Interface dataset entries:
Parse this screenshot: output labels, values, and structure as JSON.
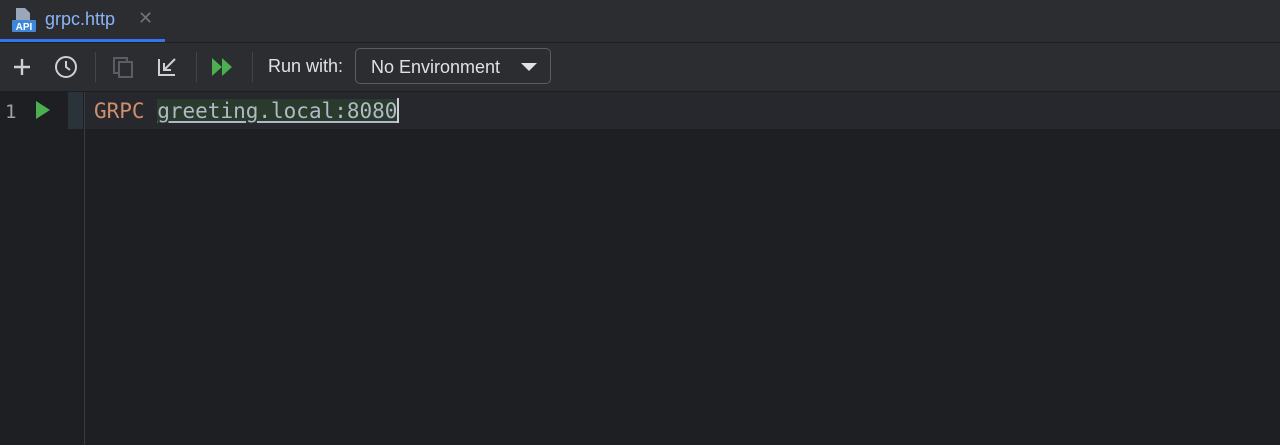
{
  "tab": {
    "filename": "grpc.http",
    "icon": "api-file-icon",
    "icon_text": "API",
    "close": "✕"
  },
  "toolbar": {
    "add_icon": "plus-icon",
    "history_icon": "clock-icon",
    "copy_icon": "copy-icon",
    "import_icon": "import-arrow-icon",
    "run_all_icon": "run-all-icon",
    "run_with_label": "Run with:",
    "environment": "No Environment"
  },
  "editor": {
    "line_number": "1",
    "method": "GRPC",
    "address": "greeting.local:8080"
  },
  "colors": {
    "accent": "#3574f0",
    "run_green": "#4caf50",
    "keyword": "#cf8e6d"
  }
}
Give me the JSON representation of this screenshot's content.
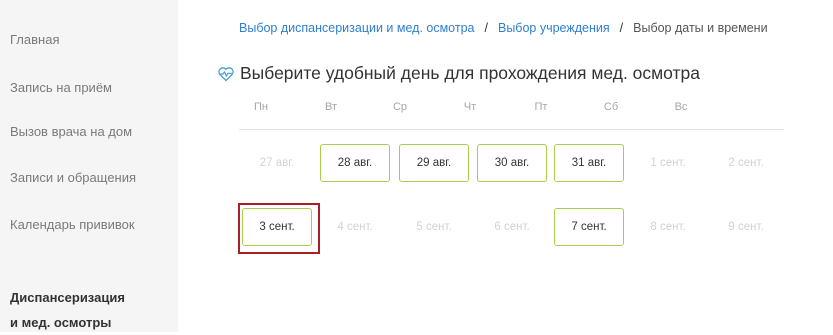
{
  "sidebar": {
    "items": [
      {
        "label": "Главная"
      },
      {
        "label": "Запись на приём"
      },
      {
        "label": "Вызов врача на дом"
      },
      {
        "label": "Записи и обращения"
      },
      {
        "label": "Календарь прививок"
      }
    ],
    "section": {
      "line1": "Диспансеризация",
      "line2": "и мед. осмотры"
    }
  },
  "breadcrumb": {
    "step1": "Выбор диспансеризации и мед. осмотра",
    "step2": "Выбор учреждения",
    "current": "Выбор даты и времени",
    "separator": "/"
  },
  "title": "Выберите удобный день для прохождения мед. осмотра",
  "calendar": {
    "weekdays": [
      "Пн",
      "Вт",
      "Ср",
      "Чт",
      "Пт",
      "Сб",
      "Вс"
    ],
    "weeks": [
      [
        {
          "label": "27 авг.",
          "state": "disabled"
        },
        {
          "label": "28 авг.",
          "state": "available"
        },
        {
          "label": "29 авг.",
          "state": "available"
        },
        {
          "label": "30 авг.",
          "state": "available"
        },
        {
          "label": "31 авг.",
          "state": "available"
        },
        {
          "label": "1 сент.",
          "state": "disabled"
        },
        {
          "label": "2 сент.",
          "state": "disabled"
        }
      ],
      [
        {
          "label": "3 сент.",
          "state": "available"
        },
        {
          "label": "4 сент.",
          "state": "disabled"
        },
        {
          "label": "5 сент.",
          "state": "disabled"
        },
        {
          "label": "6 сент.",
          "state": "disabled"
        },
        {
          "label": "7 сент.",
          "state": "available"
        },
        {
          "label": "8 сент.",
          "state": "disabled"
        },
        {
          "label": "9 сент.",
          "state": "disabled"
        }
      ]
    ]
  },
  "colors": {
    "link": "#2f7fd3",
    "available_border": "#a7cf4d",
    "highlight": "#a82025",
    "disabled_text": "#d2d2d2"
  },
  "icons": {
    "title": "heart-pulse-icon"
  }
}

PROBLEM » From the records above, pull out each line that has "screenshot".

ANSWER TO THIS PROBLEM »
Parse this screenshot: output labels, values, and structure as JSON.
Give me the JSON representation of this screenshot's content.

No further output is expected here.